Give the records below again, word for word. No pictures belong in the copy.

[Exercise data]

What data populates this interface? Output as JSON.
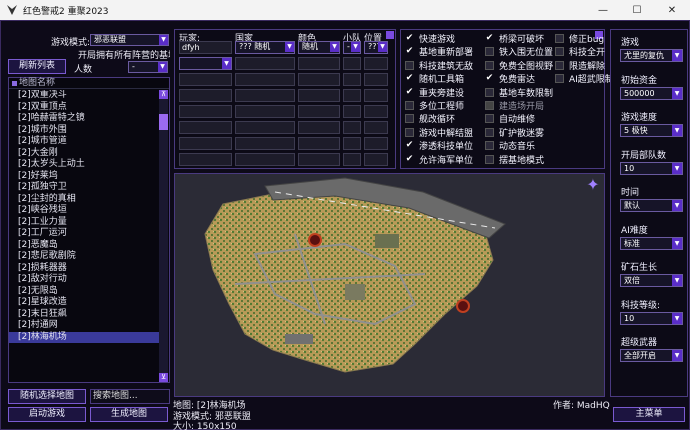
{
  "window": {
    "title": "红色警戒2 重聚2023",
    "minimize": "—",
    "maximize": "☐",
    "close": "✕"
  },
  "left": {
    "mode_label": "游戏模式:",
    "mode_value": "邪恶联盟",
    "bases_text": "开局拥有所有阵营的基地车",
    "refresh_button": "刷新列表",
    "players_label": "人数",
    "players_value": "-",
    "list_header": "地图名称",
    "maps": [
      "[2]双重决斗",
      "[2]双重顶点",
      "[2]哈赫雷特之镜",
      "[2]城市外围",
      "[2]城市管道",
      "[2]大金刚",
      "[2]太岁头上动土",
      "[2]好莱坞",
      "[2]孤独守卫",
      "[2]尘封的真相",
      "[2]峡谷残垣",
      "[2]工业力量",
      "[2]工厂运河",
      "[2]恶魔岛",
      "[2]悲尼歌剧院",
      "[2]损耗器器",
      "[2]敌对行动",
      "[2]无限岛",
      "[2]星球改造",
      "[2]末日狂飙",
      "[2]村通网",
      "[2]林海机场"
    ],
    "selected_map": "[2]林海机场",
    "random_button": "随机选择地图",
    "search_placeholder": "搜索地图...",
    "start_button": "启动游戏",
    "generate_button": "生成地图"
  },
  "players": {
    "headers": {
      "player": "玩家:",
      "country": "国家",
      "color": "颜色",
      "team": "小队",
      "pos": "位置"
    },
    "row1": {
      "player": "dfyh",
      "country": "??? 随机",
      "color": "随机",
      "team": "-",
      "pos": "???"
    }
  },
  "options": {
    "col1": [
      {
        "label": "快速游戏",
        "checked": true
      },
      {
        "label": "基地重新部署",
        "checked": true
      },
      {
        "label": "科技建筑无敌",
        "checked": false
      },
      {
        "label": "随机工具箱",
        "checked": true
      },
      {
        "label": "重夹旁建设",
        "checked": true
      },
      {
        "label": "多位工程师",
        "checked": false
      },
      {
        "label": "舰改循环",
        "checked": false
      },
      {
        "label": "游戏中解结盟",
        "checked": false
      },
      {
        "label": "渗透科技单位",
        "checked": true
      },
      {
        "label": "允许海军单位",
        "checked": true
      }
    ],
    "col2": [
      {
        "label": "桥梁可破坏",
        "checked": true
      },
      {
        "label": "铁入围无位置",
        "checked": false
      },
      {
        "label": "免费全图视野",
        "checked": false
      },
      {
        "label": "免费雷达",
        "checked": true
      },
      {
        "label": "基地车数限制",
        "checked": false
      },
      {
        "label": "建造场开局",
        "checked": false,
        "disabled": true
      },
      {
        "label": "自动维修",
        "checked": false
      },
      {
        "label": "矿护散迷雾",
        "checked": false
      },
      {
        "label": "动态音乐",
        "checked": false
      },
      {
        "label": "摆基地模式",
        "checked": false
      }
    ],
    "col3": [
      {
        "label": "修正bug",
        "checked": false
      },
      {
        "label": "科技全开",
        "checked": false
      },
      {
        "label": "限造解除",
        "checked": false
      },
      {
        "label": "AI超武限制",
        "checked": false
      }
    ]
  },
  "map_info": {
    "map_line": "地图: [2]林海机场",
    "mode_line": "游戏模式: 邪恶联盟",
    "size_line": "大小: 150x150",
    "author_line": "作者: MadHQ"
  },
  "settings": [
    {
      "label": "游戏",
      "value": "尤里的复仇"
    },
    {
      "label": "初始资金",
      "value": "500000"
    },
    {
      "label": "游戏速度",
      "value": "5 极快"
    },
    {
      "label": "开局部队数",
      "value": "10"
    },
    {
      "label": "时间",
      "value": "默认"
    },
    {
      "label": "AI难度",
      "value": "标准"
    },
    {
      "label": "矿石生长",
      "value": "双倍"
    },
    {
      "label": "科技等级:",
      "value": "10"
    },
    {
      "label": "超级武器",
      "value": "全部开启"
    }
  ],
  "main_menu_button": "主菜单",
  "colors": {
    "accent": "#5a2ec8",
    "border": "#5a3aa0",
    "panel": "#0c0a16"
  }
}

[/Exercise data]

__Answer for the task__.
What data populates this interface? Output as JSON.
{
  "window": {
    "title": "红色警戒2 重聚2023",
    "minimize": "—",
    "maximize": "☐",
    "close": "✕"
  },
  "left": {
    "mode_label": "游戏模式:",
    "mode_value": "邪恶联盟",
    "bases_text": "开局拥有所有阵营的基地车",
    "refresh_button": "刷新列表",
    "players_label": "人数",
    "players_value": "-",
    "list_header": "地图名称",
    "maps": [
      "[2]双重决斗",
      "[2]双重顶点",
      "[2]哈赫雷特之镜",
      "[2]城市外围",
      "[2]城市管道",
      "[2]大金刚",
      "[2]太岁头上动土",
      "[2]好莱坞",
      "[2]孤独守卫",
      "[2]尘封的真相",
      "[2]峡谷残垣",
      "[2]工业力量",
      "[2]工厂运河",
      "[2]恶魔岛",
      "[2]悲尼歌剧院",
      "[2]损耗器器",
      "[2]敌对行动",
      "[2]无限岛",
      "[2]星球改造",
      "[2]末日狂飙",
      "[2]村通网",
      "[2]林海机场"
    ],
    "selected_map": "[2]林海机场",
    "random_button": "随机选择地图",
    "search_placeholder": "搜索地图...",
    "start_button": "启动游戏",
    "generate_button": "生成地图"
  },
  "players": {
    "headers": {
      "player": "玩家:",
      "country": "国家",
      "color": "颜色",
      "team": "小队",
      "pos": "位置"
    },
    "row1": {
      "player": "dfyh",
      "country": "??? 随机",
      "color": "随机",
      "team": "-",
      "pos": "???"
    }
  },
  "options": {
    "col1": [
      {
        "label": "快速游戏",
        "checked": true
      },
      {
        "label": "基地重新部署",
        "checked": true
      },
      {
        "label": "科技建筑无敌",
        "checked": false
      },
      {
        "label": "随机工具箱",
        "checked": true
      },
      {
        "label": "重夹旁建设",
        "checked": true
      },
      {
        "label": "多位工程师",
        "checked": false
      },
      {
        "label": "舰改循环",
        "checked": false
      },
      {
        "label": "游戏中解结盟",
        "checked": false
      },
      {
        "label": "渗透科技单位",
        "checked": true
      },
      {
        "label": "允许海军单位",
        "checked": true
      }
    ],
    "col2": [
      {
        "label": "桥梁可破坏",
        "checked": true
      },
      {
        "label": "铁入围无位置",
        "checked": false
      },
      {
        "label": "免费全图视野",
        "checked": false
      },
      {
        "label": "免费雷达",
        "checked": true
      },
      {
        "label": "基地车数限制",
        "checked": false
      },
      {
        "label": "建造场开局",
        "checked": false,
        "disabled": true
      },
      {
        "label": "自动维修",
        "checked": false
      },
      {
        "label": "矿护散迷雾",
        "checked": false
      },
      {
        "label": "动态音乐",
        "checked": false
      },
      {
        "label": "摆基地模式",
        "checked": false
      }
    ],
    "col3": [
      {
        "label": "修正bug",
        "checked": false
      },
      {
        "label": "科技全开",
        "checked": false
      },
      {
        "label": "限造解除",
        "checked": false
      },
      {
        "label": "AI超武限制",
        "checked": false
      }
    ]
  },
  "map_info": {
    "map_line": "地图: [2]林海机场",
    "mode_line": "游戏模式: 邪恶联盟",
    "size_line": "大小: 150x150",
    "author_line": "作者: MadHQ"
  },
  "settings": [
    {
      "label": "游戏",
      "value": "尤里的复仇"
    },
    {
      "label": "初始资金",
      "value": "500000"
    },
    {
      "label": "游戏速度",
      "value": "5 极快"
    },
    {
      "label": "开局部队数",
      "value": "10"
    },
    {
      "label": "时间",
      "value": "默认"
    },
    {
      "label": "AI难度",
      "value": "标准"
    },
    {
      "label": "矿石生长",
      "value": "双倍"
    },
    {
      "label": "科技等级:",
      "value": "10"
    },
    {
      "label": "超级武器",
      "value": "全部开启"
    }
  ],
  "main_menu_button": "主菜单",
  "colors": {
    "accent": "#5a2ec8",
    "border": "#5a3aa0",
    "panel": "#0c0a16"
  }
}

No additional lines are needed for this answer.